Sold For: $1,325.00
Make: Springfield Armory
Model: 1903 Mark I. The Mark I Rifle was made with an ejection port cutout on the receiver. The ejection port is needed for the Pedersen Device.
Serial Number: 1112240
Year of Manufacture: 1919 (page 373 of Joe Poyer’s book, The Model 1903 Springfield Rifle and its Variations, 3rd Edition).
Barrel Date: March, 1919
M1903 Mk I Rifles were produced from early 1918 to 1920 with a serial number range from 1,034,502 to 1,197,834 (page 31).
Caliber: .30-06 Springfield
Action Type: Bolt Action, Internal Magazine
Markings: The top of the receiver is marked “U.S. / SPRINGFIELD / ARMORY / MODEL 1903 / MARK I / 1112240”. The top of the Springfield barrel is marked “S A / flaming bomb / 3 – 19”. The safety is marked “SAFE READY” and the magazine cutoff is marked “ON OFF”. The bottom of the bolt handle is marked “R” for Remington and with a punch. The barrel band is marked “U”. The bottom of the grip is marked with a faded “circled P” proof. The left side of the stock, above the trigger, is marked with a faded stamping. The web sling is marked “NOBUCKL” and “PAT’D. 7.21.14” on the metal tabs. The rear sight protector is marked “P.J. O’HARE / SOUTH ORANGE N.J. / MADE IN U.S.A.”.
Barrel Length: Approximately 24 Inches
Sights / Optics: The front sight is a pinned blade set atop a raised base. The rear sight is a “U” notched blade attached to a fully adjustable sight ladder marked from “3-27”. When flipped up separate notches and an aperture on the ladder can be used for sighting. Metal sight protectors are installed.
Stock Configuration & Condition: The two piece hardwood stock has a straight grip, metal nosecap with bayonet lug, stacking loop, barrel band, 2 sling loops, 2 through bolts, and a metal buttplate with hinged door for storage. The buttplate and stock hardware show discoloration from oxidation and scratches. The buttpalte also shows light surface erosion. The wood shows several scrapes, scratches and compression marks. Many of these marks have been finished over. The most prominent marks are on the handguard. The LOP measures 12 3/4 inches from the front of the trigger to the back of the buttplate. The stock rates in about Very Good Plus overall condition as refinished.
Type of Finish: Parkerized
Finish Originality: Refinished
Bore Condition: The bore is gray. The rifling is deep; less pronounced at the muzzle. There is erosion in the bore. It is heavier in the grooves and at the muzzle. The bore shows an M.E. of 2.
Overall Condition: This rifle retains about 92% of its metal finish as refinished. The metal shows scrapes and small scratches. The barrel and receiver have been touched up with black gun paint. The gun paint on the receiver has surface erosion bleeding through causing discoloration. The bottom metal shows light oxidation.

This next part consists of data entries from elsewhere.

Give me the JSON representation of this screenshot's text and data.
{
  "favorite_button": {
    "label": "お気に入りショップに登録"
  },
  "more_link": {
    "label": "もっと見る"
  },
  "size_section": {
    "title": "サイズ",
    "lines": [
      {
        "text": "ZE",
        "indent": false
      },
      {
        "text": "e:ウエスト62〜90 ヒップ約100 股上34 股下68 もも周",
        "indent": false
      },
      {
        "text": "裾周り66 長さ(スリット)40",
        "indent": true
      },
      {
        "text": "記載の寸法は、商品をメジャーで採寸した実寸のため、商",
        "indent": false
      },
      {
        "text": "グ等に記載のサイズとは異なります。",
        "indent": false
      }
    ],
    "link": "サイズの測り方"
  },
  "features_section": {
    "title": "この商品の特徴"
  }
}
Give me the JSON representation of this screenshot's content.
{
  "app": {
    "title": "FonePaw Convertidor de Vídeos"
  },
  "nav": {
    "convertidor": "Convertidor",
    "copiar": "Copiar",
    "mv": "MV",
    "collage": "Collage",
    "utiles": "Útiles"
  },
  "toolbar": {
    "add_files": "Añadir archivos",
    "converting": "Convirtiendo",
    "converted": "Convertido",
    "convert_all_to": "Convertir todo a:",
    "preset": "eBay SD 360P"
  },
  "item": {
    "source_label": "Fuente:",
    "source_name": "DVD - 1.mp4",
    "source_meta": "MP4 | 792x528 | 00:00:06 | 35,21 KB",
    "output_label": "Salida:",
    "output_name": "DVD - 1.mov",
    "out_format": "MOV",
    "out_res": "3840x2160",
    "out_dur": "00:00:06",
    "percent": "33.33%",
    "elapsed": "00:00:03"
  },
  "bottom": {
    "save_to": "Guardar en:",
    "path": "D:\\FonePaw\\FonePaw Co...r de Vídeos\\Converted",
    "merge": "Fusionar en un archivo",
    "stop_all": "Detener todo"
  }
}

The screw heads show use. The metal markings are well defined. The markings on the wood are faded. Overall, this rifle rates in about Very Good Plus condition as refinished.
Mechanics: The action functions correctly. We did not fire this rifle. As with all used firearms, a thorough cleaning may be necessary to meet your maintenance requirements.
Box, Paperwork & Accessories: The rifle has a web sling attached. The rifle has sight protectors installed. There is a plastic oiler tube stored in the butt.
Our Assessment: When the US Army was looking for a rifle design to replace the 1898 Krag rifle, they looked directly at the Spanish Model 1893 Mauser. This was due to the fact that the performance of the Model 1893 Mauser was far superior than that of the 1898 Krag during the Spanish-American War. The Model 1903 is basically a redesigned Mauser clone. A U.S. Patent Court eventually found that the U.S. Army had violated Mauser’s patents and required the U.S. Army to pay the German Mauser manufacturers patent royalties. Payments were stopped once WWI started. The 1903 has a strong reliable action that served the Army for over thirty years in two world wars.
The 1903 Mark I was made to accept the Pedersen Device. The Pedersen Device replaced the bolt assembly and accepted a 40 round .30 caliber (pistol caliber) magazine. The cutout on the left side of the receiver is an ejection port. The Pedersen Device was meant to multiply the firepower of the individual rifleman. The rifleman carried 5 magazines for a total of 200 pistol caliber rounds. This was ideal for clearing trenches. Luckily WWI ended before the Pedersen Devices could be used in the trenches.
For an informative video on the Pedersen Device and its accessories see youtube.com/watch?v=wLzdGPzHL8U .
This collectible Springfield Armory Model 1903 Mark I Rifle was made back in 1919 so it was around for all of WWII. It is over 100 years old and is historically significant. The rifle has clear Springfield markings on the receiver and barrel as well as a deep “MARK I” designation on the receiver. The rifle comes with a web sling and sight protectors. This 1903 Mark I is worth adding to your collection. Good luck.